Goal of the exercise: An identical copy of all the entries is the required result.

Given records:
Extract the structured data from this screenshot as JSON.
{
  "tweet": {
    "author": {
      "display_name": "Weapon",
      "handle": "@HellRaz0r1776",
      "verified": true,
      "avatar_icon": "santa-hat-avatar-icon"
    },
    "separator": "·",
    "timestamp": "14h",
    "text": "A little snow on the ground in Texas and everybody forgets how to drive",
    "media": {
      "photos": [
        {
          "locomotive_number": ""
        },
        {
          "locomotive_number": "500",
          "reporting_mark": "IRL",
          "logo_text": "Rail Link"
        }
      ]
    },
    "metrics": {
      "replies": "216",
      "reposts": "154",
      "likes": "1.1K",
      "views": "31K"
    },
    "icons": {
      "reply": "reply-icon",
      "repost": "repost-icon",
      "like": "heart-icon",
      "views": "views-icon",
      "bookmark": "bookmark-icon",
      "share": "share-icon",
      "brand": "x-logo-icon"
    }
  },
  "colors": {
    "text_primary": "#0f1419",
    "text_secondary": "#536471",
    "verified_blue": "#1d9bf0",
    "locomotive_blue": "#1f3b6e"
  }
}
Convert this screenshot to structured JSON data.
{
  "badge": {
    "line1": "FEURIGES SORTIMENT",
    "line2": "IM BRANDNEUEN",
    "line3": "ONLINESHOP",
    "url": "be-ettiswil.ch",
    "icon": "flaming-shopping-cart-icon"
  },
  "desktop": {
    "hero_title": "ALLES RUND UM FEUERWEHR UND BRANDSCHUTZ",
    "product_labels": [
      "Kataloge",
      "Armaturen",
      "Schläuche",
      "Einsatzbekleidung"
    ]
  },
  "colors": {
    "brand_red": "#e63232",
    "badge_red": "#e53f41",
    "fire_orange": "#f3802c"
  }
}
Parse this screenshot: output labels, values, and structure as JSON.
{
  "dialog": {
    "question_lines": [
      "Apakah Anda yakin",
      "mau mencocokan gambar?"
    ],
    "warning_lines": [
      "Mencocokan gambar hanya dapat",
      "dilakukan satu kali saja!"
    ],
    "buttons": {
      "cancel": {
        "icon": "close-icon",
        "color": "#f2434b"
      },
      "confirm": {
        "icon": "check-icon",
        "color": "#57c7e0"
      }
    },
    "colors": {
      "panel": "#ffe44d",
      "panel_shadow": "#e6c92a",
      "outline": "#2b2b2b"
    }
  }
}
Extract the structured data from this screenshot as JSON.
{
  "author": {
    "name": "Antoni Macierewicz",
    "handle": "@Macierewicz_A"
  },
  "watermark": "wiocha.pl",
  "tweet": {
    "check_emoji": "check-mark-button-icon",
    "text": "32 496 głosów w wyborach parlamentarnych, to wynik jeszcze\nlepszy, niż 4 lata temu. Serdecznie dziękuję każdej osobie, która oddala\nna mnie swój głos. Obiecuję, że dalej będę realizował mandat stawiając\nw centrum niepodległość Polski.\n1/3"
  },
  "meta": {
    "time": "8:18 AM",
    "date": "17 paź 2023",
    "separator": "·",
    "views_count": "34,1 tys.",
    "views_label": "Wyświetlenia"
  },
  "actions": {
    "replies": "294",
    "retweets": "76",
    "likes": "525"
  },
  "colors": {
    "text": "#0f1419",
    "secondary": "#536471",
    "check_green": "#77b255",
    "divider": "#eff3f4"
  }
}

Answer below:
Extract the structured data from this screenshot as JSON.
{
  "tweet": {
    "author": {
      "display_name": "Weapon",
      "handle": "@HellRaz0r1776",
      "verified": true,
      "avatar_icon": "santa-hat-avatar-icon"
    },
    "separator": "·",
    "timestamp": "14h",
    "text": "A little snow on the ground in Texas and everybody forgets how to drive",
    "media": {
      "photos": [
        {
          "locomotive_number": ""
        },
        {
          "locomotive_number": "500",
          "reporting_mark": "IRL",
          "logo_text": "Rail Link"
        }
      ]
    },
    "metrics": {
      "replies": "216",
      "reposts": "154",
      "likes": "1.1K",
      "views": "31K"
    },
    "icons": {
      "reply": "reply-icon",
      "repost": "repost-icon",
      "like": "heart-icon",
      "views": "views-icon",
      "bookmark": "bookmark-icon",
      "share": "share-icon",
      "brand": "x-logo-icon"
    }
  },
  "colors": {
    "text_primary": "#0f1419",
    "text_secondary": "#536471",
    "verified_blue": "#1d9bf0",
    "locomotive_blue": "#1f3b6e"
  }
}
Convert this screenshot to structured JSON data.
{
  "badge": {
    "line1": "FEURIGES SORTIMENT",
    "line2": "IM BRANDNEUEN",
    "line3": "ONLINESHOP",
    "url": "be-ettiswil.ch",
    "icon": "flaming-shopping-cart-icon"
  },
  "desktop": {
    "hero_title": "ALLES RUND UM FEUERWEHR UND BRANDSCHUTZ",
    "product_labels": [
      "Kataloge",
      "Armaturen",
      "Schläuche",
      "Einsatzbekleidung"
    ]
  },
  "colors": {
    "brand_red": "#e63232",
    "badge_red": "#e53f41",
    "fire_orange": "#f3802c"
  }
}
Parse this screenshot: output labels, values, and structure as JSON.
{
  "dialog": {
    "question_lines": [
      "Apakah Anda yakin",
      "mau mencocokan gambar?"
    ],
    "warning_lines": [
      "Mencocokan gambar hanya dapat",
      "dilakukan satu kali saja!"
    ],
    "buttons": {
      "cancel": {
        "icon": "close-icon",
        "color": "#f2434b"
      },
      "confirm": {
        "icon": "check-icon",
        "color": "#57c7e0"
      }
    },
    "colors": {
      "panel": "#ffe44d",
      "panel_shadow": "#e6c92a",
      "outline": "#2b2b2b"
    }
  }
}
Extract the structured data from this screenshot as JSON.
{
  "author": {
    "name": "Antoni Macierewicz",
    "handle": "@Macierewicz_A"
  },
  "watermark": "wiocha.pl",
  "tweet": {
    "check_emoji": "check-mark-button-icon",
    "text": "32 496 głosów w wyborach parlamentarnych, to wynik jeszcze\nlepszy, niż 4 lata temu. Serdecznie dziękuję każdej osobie, która oddala\nna mnie swój głos. Obiecuję, że dalej będę realizował mandat stawiając\nw centrum niepodległość Polski.\n1/3"
  },
  "meta": {
    "time": "8:18 AM",
    "date": "17 paź 2023",
    "separator": "·",
    "views_count": "34,1 tys.",
    "views_label": "Wyświetlenia"
  },
  "actions": {
    "replies": "294",
    "retweets": "76",
    "likes": "525"
  },
  "colors": {
    "text": "#0f1419",
    "secondary": "#536471",
    "check_green": "#77b255",
    "divider": "#eff3f4"
  }
}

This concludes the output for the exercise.